■ Task to complete
What you hand back must match the listing exactly.

(Data records Opens)

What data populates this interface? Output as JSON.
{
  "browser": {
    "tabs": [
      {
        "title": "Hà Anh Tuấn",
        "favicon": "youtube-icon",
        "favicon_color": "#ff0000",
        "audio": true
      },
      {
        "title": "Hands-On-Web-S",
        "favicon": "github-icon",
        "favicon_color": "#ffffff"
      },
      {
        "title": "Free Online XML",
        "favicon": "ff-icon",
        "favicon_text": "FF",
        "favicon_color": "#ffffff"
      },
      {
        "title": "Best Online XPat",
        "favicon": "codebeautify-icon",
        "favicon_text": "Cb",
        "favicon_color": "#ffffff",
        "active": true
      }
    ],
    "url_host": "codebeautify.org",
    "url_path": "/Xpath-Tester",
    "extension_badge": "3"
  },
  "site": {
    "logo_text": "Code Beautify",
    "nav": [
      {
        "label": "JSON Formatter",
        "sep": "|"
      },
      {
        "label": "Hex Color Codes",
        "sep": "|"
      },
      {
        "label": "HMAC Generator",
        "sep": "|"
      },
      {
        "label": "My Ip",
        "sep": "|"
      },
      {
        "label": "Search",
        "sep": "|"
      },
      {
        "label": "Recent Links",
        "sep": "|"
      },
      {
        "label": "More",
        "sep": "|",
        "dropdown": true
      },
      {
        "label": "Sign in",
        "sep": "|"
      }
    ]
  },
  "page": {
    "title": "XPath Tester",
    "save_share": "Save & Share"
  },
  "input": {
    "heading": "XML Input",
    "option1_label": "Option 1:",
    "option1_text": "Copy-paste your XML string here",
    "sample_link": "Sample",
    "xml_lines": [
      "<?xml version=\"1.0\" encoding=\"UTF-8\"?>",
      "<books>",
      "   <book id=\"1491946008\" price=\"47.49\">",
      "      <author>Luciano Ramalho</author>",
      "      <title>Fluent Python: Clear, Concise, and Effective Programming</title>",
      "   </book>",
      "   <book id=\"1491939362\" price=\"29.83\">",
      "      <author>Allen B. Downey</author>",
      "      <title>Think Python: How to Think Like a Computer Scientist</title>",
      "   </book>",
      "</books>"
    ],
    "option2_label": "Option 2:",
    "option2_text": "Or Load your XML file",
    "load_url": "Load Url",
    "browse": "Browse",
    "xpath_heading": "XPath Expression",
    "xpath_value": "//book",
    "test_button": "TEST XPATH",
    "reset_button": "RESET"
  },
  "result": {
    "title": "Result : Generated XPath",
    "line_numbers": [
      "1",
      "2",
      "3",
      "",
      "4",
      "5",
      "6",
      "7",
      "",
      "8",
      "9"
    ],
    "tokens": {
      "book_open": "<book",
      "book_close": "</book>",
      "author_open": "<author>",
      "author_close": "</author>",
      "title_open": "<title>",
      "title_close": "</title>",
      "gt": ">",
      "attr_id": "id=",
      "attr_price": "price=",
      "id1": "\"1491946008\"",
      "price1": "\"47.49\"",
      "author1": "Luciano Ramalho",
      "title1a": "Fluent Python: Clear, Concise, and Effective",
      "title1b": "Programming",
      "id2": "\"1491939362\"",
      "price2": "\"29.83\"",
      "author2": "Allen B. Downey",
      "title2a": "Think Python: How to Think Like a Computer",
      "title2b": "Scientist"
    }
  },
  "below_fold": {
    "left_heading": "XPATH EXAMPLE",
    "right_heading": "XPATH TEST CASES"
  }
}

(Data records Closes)

■ Exercise answer
What data populates this interface? Output as JSON.
{
  "browser": {
    "tabs": [
      {
        "title": "Hà Anh Tuấn",
        "favicon": "youtube-icon",
        "favicon_color": "#ff0000",
        "audio": true
      },
      {
        "title": "Hands-On-Web-S",
        "favicon": "github-icon",
        "favicon_color": "#ffffff"
      },
      {
        "title": "Free Online XML",
        "favicon": "ff-icon",
        "favicon_text": "FF",
        "favicon_color": "#ffffff"
      },
      {
        "title": "Best Online XPat",
        "favicon": "codebeautify-icon",
        "favicon_text": "Cb",
        "favicon_color": "#ffffff",
        "active": true
      }
    ],
    "url_host": "codebeautify.org",
    "url_path": "/Xpath-Tester",
    "extension_badge": "3"
  },
  "site": {
    "logo_text": "Code Beautify",
    "nav": [
      {
        "label": "JSON Formatter",
        "sep": "|"
      },
      {
        "label": "Hex Color Codes",
        "sep": "|"
      },
      {
        "label": "HMAC Generator",
        "sep": "|"
      },
      {
        "label": "My Ip",
        "sep": "|"
      },
      {
        "label": "Search",
        "sep": "|"
      },
      {
        "label": "Recent Links",
        "sep": "|"
      },
      {
        "label": "More",
        "sep": "|",
        "dropdown": true
      },
      {
        "label": "Sign in",
        "sep": "|"
      }
    ]
  },
  "page": {
    "title": "XPath Tester",
    "save_share": "Save & Share"
  },
  "input": {
    "heading": "XML Input",
    "option1_label": "Option 1:",
    "option1_text": "Copy-paste your XML string here",
    "sample_link": "Sample",
    "xml_lines": [
      "<?xml version=\"1.0\" encoding=\"UTF-8\"?>",
      "<books>",
      "   <book id=\"1491946008\" price=\"47.49\">",
      "      <author>Luciano Ramalho</author>",
      "      <title>Fluent Python: Clear, Concise, and Effective Programming</title>",
      "   </book>",
      "   <book id=\"1491939362\" price=\"29.83\">",
      "      <author>Allen B. Downey</author>",
      "      <title>Think Python: How to Think Like a Computer Scientist</title>",
      "   </book>",
      "</books>"
    ],
    "option2_label": "Option 2:",
    "option2_text": "Or Load your XML file",
    "load_url": "Load Url",
    "browse": "Browse",
    "xpath_heading": "XPath Expression",
    "xpath_value": "//book",
    "test_button": "TEST XPATH",
    "reset_button": "RESET"
  },
  "result": {
    "title": "Result : Generated XPath",
    "line_numbers": [
      "1",
      "2",
      "3",
      "",
      "4",
      "5",
      "6",
      "7",
      "",
      "8",
      "9"
    ],
    "tokens": {
      "book_open": "<book",
      "book_close": "</book>",
      "author_open": "<author>",
      "author_close": "</author>",
      "title_open": "<title>",
      "title_close": "</title>",
      "gt": ">",
      "attr_id": "id=",
      "attr_price": "price=",
      "id1": "\"1491946008\"",
      "price1": "\"47.49\"",
      "author1": "Luciano Ramalho",
      "title1a": "Fluent Python: Clear, Concise, and Effective",
      "title1b": "Programming",
      "id2": "\"1491939362\"",
      "price2": "\"29.83\"",
      "author2": "Allen B. Downey",
      "title2a": "Think Python: How to Think Like a Computer",
      "title2b": "Scientist"
    }
  },
  "below_fold": {
    "left_heading": "XPATH EXAMPLE",
    "right_heading": "XPATH TEST CASES"
  }
}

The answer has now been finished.